Call her the girl with no name.http://www.cbc.ca/news/world/story/2013/01/03/iceland-name-fight.html
A 15-year-old is suing the Icelandic state for the right to legally use the name given to her by her mother. The problem? Blaer, which means light breeze in Icelandic, is not on a list approved by the government.
Like a handful of other countries, including Germany and Denmark, Iceland has official rules about what a baby can be named. In a country comfortable with a firm state role, most people don't question the Personal Names Register, a list of 1,712 male names and 1,853 female names that fit Icelandic grammar and pronunciation rules and that officials maintain will protect children from embarrassment. Parents can take from the list or apply to a special committee that has the power to say yea or nay.
In Blaer's case, her mother said she learned the name wasn't on the register only after the priest who baptized the child later informed her he had mistakenly allowed it.
"I had no idea that the name wasn't on the list, the famous list of names that you can choose from," said Bjork Eidsdottir, adding she knew a Blaer whose name was accepted in 1973. This time, the panel turned it down on the grounds that the word Blaer takes a masculine article, despite the fact that it was used for a female character in a novel by Iceland's revered Nobel Prize-winning author Halldor Laxness.
Given names are even more significant in tiny Iceland than in many other countries: Everyone is listed in the phone book by their first names.
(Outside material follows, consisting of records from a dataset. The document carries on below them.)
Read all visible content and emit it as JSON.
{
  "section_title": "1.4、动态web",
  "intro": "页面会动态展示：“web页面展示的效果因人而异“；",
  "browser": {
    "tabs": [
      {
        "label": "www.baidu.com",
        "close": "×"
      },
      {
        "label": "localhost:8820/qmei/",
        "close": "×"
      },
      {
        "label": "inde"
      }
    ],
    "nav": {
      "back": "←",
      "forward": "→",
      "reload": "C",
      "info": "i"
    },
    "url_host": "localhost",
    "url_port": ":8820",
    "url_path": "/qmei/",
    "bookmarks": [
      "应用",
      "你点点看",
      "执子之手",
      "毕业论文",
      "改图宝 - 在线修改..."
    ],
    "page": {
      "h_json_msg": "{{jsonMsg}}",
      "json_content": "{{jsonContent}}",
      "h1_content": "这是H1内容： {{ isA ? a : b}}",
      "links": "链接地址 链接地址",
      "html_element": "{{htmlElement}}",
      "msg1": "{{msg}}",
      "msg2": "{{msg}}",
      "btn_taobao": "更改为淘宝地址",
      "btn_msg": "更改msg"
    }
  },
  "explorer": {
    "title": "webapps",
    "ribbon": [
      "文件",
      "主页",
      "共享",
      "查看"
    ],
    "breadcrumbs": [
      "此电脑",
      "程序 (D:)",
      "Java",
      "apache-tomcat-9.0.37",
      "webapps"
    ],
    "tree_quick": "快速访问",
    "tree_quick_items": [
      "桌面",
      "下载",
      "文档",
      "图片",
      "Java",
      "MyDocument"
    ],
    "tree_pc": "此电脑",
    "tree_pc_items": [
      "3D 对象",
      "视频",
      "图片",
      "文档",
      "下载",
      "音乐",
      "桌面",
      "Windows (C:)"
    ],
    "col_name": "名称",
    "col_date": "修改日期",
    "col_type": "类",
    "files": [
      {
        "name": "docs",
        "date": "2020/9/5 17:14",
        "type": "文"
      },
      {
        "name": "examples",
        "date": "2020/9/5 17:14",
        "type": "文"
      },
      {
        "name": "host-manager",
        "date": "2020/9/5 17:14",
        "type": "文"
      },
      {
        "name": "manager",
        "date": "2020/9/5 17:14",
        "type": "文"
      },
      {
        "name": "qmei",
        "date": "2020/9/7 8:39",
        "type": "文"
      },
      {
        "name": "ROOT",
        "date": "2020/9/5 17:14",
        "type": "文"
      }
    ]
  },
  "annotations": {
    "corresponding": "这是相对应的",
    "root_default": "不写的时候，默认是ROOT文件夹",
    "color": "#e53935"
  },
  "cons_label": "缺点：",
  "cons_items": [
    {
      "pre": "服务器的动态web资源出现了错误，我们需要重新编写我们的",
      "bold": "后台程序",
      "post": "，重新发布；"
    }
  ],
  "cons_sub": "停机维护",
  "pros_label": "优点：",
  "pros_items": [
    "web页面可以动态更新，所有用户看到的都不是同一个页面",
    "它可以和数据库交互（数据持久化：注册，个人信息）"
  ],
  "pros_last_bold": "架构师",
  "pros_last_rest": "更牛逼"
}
Surnames are based on a parent's given name. Even the president, Olafur Ragnar Grimsson, is addressed simply as Olafur.
Blaer is identified as "Stulka" — or "girl" — on all her official documents, which has led to years of frustration as she has had to explain the whole story at the bank, renewing her passport and dealing with the country's bureaucracy.